Element data from apps and pages:
::::::::

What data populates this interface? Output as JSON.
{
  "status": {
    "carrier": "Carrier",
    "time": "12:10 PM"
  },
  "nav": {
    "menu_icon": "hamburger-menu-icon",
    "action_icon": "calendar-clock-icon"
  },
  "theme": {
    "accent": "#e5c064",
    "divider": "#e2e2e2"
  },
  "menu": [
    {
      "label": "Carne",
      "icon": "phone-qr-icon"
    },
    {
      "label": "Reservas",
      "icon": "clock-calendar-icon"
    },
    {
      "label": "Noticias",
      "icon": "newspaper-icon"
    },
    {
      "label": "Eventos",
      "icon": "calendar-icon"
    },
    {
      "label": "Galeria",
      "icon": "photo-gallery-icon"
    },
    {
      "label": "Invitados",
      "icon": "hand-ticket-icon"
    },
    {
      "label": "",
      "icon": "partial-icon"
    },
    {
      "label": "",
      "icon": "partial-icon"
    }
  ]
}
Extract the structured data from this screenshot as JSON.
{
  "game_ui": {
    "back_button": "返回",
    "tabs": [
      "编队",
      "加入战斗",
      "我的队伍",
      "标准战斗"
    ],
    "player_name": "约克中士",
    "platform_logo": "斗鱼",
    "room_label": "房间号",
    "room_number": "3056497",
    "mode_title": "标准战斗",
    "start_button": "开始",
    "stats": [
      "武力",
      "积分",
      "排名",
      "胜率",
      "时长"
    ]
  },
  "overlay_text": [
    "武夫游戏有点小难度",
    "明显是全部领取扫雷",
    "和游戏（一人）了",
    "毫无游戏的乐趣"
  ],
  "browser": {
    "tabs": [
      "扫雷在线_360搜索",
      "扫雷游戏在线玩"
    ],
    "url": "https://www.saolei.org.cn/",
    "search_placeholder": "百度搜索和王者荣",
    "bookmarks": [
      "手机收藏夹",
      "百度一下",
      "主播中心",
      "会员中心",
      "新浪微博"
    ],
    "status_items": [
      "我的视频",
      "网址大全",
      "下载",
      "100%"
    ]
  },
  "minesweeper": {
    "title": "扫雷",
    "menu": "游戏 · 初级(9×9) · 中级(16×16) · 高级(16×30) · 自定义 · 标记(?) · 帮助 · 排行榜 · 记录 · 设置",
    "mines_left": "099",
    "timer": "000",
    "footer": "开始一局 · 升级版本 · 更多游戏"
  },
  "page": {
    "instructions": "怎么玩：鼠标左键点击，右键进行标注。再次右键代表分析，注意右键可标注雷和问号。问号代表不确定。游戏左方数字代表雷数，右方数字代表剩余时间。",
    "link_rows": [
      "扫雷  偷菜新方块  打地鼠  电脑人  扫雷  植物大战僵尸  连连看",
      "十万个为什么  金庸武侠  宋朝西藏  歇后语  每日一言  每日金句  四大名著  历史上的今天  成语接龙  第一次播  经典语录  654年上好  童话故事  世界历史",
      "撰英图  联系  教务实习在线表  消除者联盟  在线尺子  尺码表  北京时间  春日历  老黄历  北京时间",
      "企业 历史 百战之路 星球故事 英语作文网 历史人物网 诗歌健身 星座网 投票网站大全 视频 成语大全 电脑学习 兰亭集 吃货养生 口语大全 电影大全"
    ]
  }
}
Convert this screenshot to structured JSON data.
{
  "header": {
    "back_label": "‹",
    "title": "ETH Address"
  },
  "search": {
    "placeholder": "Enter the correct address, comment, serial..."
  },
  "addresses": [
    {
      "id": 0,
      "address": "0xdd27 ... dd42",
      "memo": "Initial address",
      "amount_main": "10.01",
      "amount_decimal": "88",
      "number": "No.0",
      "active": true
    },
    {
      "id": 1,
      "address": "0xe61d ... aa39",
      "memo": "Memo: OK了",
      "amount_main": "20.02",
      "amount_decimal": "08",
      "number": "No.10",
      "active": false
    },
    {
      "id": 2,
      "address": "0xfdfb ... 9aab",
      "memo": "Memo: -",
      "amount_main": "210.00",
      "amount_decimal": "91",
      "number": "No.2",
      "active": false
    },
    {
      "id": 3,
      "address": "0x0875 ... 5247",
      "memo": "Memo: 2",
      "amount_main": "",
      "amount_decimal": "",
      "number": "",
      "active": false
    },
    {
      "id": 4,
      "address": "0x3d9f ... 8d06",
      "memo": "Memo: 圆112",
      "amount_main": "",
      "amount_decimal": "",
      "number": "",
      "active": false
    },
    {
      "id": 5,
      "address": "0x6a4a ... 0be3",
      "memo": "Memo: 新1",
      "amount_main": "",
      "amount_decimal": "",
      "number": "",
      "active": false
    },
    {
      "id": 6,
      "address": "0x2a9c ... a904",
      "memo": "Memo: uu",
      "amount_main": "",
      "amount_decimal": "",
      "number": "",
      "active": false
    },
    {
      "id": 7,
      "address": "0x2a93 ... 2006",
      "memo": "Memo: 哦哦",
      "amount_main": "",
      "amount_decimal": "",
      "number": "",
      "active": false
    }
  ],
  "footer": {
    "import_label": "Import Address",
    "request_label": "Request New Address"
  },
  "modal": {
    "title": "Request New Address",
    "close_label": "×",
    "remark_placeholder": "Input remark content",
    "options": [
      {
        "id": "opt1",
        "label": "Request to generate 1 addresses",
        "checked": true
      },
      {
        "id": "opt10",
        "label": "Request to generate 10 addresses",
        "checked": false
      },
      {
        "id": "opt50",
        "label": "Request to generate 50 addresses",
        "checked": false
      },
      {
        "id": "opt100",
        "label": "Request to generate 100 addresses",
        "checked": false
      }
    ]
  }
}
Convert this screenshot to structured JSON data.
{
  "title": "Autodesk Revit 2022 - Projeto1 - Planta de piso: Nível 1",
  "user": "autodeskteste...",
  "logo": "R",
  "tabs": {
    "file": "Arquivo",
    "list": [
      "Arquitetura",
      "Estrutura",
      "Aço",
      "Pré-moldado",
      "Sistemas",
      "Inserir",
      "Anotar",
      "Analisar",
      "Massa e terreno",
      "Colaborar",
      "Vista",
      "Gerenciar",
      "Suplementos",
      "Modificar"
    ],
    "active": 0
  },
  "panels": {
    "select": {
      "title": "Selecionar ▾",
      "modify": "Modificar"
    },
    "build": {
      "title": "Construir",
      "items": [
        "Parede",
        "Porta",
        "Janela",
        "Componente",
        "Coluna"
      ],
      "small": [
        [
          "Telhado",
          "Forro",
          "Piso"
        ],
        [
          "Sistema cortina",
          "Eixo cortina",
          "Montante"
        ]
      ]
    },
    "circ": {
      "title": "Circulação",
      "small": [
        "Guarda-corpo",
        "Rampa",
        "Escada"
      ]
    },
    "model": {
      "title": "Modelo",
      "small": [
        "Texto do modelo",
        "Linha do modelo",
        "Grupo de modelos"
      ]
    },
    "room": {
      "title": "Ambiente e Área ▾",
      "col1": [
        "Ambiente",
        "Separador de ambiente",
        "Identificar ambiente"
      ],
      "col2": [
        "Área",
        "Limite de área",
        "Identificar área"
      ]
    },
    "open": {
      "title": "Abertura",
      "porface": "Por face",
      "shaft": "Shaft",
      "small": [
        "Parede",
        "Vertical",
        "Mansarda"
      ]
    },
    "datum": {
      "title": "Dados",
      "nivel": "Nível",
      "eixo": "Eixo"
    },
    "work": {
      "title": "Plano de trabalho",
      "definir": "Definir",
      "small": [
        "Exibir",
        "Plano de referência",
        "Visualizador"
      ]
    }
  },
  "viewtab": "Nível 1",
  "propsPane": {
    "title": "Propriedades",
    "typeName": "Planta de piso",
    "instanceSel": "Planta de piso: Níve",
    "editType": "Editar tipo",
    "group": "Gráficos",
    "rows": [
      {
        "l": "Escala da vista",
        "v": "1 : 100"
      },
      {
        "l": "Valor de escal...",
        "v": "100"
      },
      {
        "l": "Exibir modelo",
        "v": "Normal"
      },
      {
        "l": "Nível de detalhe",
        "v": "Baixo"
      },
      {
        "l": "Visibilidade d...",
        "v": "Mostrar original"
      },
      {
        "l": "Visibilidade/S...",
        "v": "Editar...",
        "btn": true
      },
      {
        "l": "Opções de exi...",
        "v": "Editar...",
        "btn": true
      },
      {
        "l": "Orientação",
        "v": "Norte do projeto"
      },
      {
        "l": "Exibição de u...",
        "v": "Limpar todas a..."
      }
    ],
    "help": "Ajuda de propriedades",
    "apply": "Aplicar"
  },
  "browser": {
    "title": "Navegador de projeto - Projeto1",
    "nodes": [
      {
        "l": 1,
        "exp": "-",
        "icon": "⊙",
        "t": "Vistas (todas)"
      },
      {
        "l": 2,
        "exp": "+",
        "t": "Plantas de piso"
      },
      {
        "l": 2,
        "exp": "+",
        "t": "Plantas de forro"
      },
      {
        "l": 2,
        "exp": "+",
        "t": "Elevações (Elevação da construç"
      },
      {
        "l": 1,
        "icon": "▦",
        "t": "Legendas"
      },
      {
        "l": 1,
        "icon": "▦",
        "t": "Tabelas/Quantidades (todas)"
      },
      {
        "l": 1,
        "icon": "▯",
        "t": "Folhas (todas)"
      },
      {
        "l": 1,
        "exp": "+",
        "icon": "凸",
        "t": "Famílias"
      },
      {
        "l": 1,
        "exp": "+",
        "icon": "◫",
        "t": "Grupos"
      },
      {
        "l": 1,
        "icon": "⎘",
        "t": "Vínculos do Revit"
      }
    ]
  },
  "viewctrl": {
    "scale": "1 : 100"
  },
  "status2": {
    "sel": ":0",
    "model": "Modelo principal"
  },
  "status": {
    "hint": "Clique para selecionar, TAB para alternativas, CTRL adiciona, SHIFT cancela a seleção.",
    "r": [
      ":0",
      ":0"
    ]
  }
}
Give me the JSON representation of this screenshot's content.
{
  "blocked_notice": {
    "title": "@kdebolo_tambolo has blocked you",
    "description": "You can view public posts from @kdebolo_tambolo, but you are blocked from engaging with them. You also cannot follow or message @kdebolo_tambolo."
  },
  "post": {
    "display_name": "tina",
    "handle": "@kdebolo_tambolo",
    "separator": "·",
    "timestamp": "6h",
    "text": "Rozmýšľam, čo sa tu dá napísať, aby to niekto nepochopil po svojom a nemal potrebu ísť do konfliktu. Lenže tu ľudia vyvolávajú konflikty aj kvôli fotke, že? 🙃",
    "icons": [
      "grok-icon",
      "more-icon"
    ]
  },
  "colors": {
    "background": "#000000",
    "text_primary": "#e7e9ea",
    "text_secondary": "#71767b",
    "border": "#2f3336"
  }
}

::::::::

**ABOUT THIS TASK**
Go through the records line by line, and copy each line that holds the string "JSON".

**PROBLEM SOLUTION**
What data populates this interface? Output as JSON.
Extract the structured data from this screenshot as JSON.
Convert this screenshot to structured JSON data.
Convert this screenshot to structured JSON data.
Give me the JSON representation of this screenshot's content.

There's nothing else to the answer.